photo cred: EP

CAIC Benefit Bash 2015

The CAIC Benefit Bash 2015

Tonight is one of my favorite events of the year – the CAIC Annual Fundraiser.  CAIC stands for the Colorado Avalanche Information Center.

Alpine Touring has become increasingly popular in the mountains in the last few years.  It is a great way to get out and enjoy the snow without the crowds at the ski resort.  It also allows you to access terrain that might otherwise be out of reach.  Danny and I have been getting into the sport slowly but surely as we love to bring our dog, Playa, with us whenever we can.  However, we are fully aware that there are inherent risks with skiing in the back country.  CAIC has been a hugely important resource for us in understanding the avalanche danger.  Not only do they put out daily avalanche danger reports which are vital to reading the terrain, but also they are a great resource in learning about avalanche safety. No backcountry excursion should be without CAIC’s forecast, Beacon, Probe, and Shovel.

The fundraiser this evening helps to provide funds for continuing the great work that they are already doing.  The fundraiser begins at 5pm tonight at Breckenridge’s Riverwalk center.  There will be dinner, drinks, silent auctions and tons of give aways. Buy your tickets now at www.avalanche.state.co.us/caic-benefit-bash/ as it always sells out.  I hope to see you there! (And if it is sold out please still consider giving CAIC your support because again without them the Backcountry would be even harder to access).

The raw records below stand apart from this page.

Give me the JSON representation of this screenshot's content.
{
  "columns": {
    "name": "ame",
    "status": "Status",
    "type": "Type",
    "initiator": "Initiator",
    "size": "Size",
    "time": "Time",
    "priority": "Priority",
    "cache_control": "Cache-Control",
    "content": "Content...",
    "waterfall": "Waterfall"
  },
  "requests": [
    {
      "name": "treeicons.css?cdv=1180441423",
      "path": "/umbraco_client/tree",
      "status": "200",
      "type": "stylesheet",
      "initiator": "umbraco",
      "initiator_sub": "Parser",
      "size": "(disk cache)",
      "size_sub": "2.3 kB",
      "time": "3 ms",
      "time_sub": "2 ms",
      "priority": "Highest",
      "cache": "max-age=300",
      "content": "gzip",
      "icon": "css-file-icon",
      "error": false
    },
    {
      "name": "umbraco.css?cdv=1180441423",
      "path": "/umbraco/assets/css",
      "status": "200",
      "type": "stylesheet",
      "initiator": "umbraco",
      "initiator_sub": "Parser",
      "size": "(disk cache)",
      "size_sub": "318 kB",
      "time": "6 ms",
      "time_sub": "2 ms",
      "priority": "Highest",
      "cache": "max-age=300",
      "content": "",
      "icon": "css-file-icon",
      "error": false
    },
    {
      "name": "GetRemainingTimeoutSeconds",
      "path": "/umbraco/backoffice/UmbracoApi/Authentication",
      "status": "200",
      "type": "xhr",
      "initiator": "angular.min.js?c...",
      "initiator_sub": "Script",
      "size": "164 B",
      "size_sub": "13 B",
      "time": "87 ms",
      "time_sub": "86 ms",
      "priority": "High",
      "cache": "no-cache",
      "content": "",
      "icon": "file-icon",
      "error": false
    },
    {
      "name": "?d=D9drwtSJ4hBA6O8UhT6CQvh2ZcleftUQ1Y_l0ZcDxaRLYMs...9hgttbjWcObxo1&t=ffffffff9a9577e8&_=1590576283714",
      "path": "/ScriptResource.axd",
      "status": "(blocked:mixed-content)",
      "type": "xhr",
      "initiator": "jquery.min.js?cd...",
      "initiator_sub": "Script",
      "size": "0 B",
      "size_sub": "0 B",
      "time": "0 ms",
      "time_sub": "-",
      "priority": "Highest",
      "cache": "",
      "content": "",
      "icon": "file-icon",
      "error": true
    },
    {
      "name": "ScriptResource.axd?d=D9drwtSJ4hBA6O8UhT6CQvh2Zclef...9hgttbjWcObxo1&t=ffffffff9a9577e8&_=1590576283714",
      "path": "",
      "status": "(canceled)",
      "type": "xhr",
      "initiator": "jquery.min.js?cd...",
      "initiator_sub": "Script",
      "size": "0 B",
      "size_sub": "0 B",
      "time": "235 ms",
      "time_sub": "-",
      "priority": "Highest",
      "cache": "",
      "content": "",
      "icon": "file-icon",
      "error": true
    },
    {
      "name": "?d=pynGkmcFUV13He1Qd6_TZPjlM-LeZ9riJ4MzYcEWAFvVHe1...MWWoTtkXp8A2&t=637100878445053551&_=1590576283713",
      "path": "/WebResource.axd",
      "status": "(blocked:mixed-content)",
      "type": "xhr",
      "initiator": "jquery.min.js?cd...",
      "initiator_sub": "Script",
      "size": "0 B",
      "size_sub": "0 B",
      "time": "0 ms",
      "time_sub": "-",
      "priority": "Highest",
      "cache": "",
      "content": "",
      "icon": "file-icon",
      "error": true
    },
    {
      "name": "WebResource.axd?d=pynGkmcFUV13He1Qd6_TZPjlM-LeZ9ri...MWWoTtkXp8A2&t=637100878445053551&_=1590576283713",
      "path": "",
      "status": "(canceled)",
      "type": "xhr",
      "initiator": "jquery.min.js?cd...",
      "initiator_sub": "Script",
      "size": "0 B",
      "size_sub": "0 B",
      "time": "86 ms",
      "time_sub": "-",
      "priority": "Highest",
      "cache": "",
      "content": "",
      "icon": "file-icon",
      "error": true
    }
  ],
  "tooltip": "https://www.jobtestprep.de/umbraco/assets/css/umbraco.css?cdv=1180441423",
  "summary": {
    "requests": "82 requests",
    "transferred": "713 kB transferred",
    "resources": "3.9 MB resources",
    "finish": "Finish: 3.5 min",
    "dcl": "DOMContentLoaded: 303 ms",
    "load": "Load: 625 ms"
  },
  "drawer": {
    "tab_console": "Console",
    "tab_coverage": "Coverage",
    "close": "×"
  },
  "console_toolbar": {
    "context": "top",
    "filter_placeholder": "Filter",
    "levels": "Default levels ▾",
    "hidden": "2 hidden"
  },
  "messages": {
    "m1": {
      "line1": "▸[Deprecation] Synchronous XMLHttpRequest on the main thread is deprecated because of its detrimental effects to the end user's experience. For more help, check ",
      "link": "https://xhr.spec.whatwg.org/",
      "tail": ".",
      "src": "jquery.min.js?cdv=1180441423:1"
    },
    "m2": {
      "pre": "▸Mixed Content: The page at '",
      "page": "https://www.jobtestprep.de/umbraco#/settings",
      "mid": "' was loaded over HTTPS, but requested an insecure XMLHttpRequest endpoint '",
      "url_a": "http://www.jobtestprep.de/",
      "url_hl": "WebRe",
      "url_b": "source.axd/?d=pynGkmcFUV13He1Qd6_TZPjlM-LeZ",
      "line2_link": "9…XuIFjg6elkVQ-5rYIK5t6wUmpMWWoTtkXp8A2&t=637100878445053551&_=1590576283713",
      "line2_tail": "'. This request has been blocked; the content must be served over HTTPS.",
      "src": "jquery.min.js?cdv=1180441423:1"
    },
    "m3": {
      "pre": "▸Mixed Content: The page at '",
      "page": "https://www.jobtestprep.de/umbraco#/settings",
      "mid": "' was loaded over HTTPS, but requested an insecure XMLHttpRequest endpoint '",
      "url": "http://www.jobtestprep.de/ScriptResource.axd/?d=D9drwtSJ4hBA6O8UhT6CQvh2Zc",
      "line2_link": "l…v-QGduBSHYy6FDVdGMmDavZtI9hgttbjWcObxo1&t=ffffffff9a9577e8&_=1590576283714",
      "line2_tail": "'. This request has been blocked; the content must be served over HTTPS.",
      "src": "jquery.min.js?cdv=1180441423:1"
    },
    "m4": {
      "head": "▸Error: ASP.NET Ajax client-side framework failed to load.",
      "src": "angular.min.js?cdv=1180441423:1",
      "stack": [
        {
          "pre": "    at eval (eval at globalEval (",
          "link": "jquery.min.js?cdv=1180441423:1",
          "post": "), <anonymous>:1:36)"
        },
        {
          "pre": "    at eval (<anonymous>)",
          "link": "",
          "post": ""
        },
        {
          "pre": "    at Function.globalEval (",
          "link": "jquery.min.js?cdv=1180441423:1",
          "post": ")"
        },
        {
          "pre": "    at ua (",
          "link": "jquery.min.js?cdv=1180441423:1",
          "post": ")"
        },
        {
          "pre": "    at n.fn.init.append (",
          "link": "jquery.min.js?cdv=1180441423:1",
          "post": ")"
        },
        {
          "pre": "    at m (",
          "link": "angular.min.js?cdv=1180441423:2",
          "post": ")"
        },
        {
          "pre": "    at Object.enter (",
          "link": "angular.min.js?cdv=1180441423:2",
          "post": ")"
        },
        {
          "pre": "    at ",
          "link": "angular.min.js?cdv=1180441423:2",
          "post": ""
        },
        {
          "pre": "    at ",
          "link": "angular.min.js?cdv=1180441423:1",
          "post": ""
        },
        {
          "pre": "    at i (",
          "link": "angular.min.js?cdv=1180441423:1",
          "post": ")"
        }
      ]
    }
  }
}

More Avalanche Awareness Information

Colorado’s avalanche terrain is inherently more unstable because it is a continental snowpack:

Continental avalanche climate:
(From MetEd)

  • Relatively shallow snowpack with settled mid-winter snow depths less than 5 feet (1.5 m)
  • Less frequent storms with lower-density snow than the maritime climate
  • Long periods of drought with very cold temperatures during winter
  • Temperatures variable throughout winter, leading to more varied layers within the snowpack
  • Both direct action avalanches and delayed-action avalanches are common and often involve layers deep within the snowpack; the pack can remain unstable and avalanches may be triggered even weeks after last significant storm

It is very important to have a basic knowledge of the snowpack before you enter the backcountry in Colorado because of this. The Rockies offer an endless playground of activities including snowshoeing, snowmobiling, and skinning,  just to name a few, and with the right knowledge and acceptance of the risks involved the backcountry can be an amazing experience for everyone.

MetEd Avalanche Information

There are a ton of educational opportunities in the State of Colorado. I highly recommend an AIARE Avy Level 1 course. This level teaches you have to read the terrain, understand the avalanche forecasts, use and test your beacon, probe, and shovel, and gets you familiar with the mindset needed to make informed in the moment decisions.

CAIC is a great resource for finding the right course for you. Here is a Calendar of their education opportunities. These classes are not only informative, but also very fun!

There’s so much more out there than resort skiing, and Summit County has endless opportunities for backcountry exploration. Get out there, have fun, and most importantly be safe!

Anne Skinner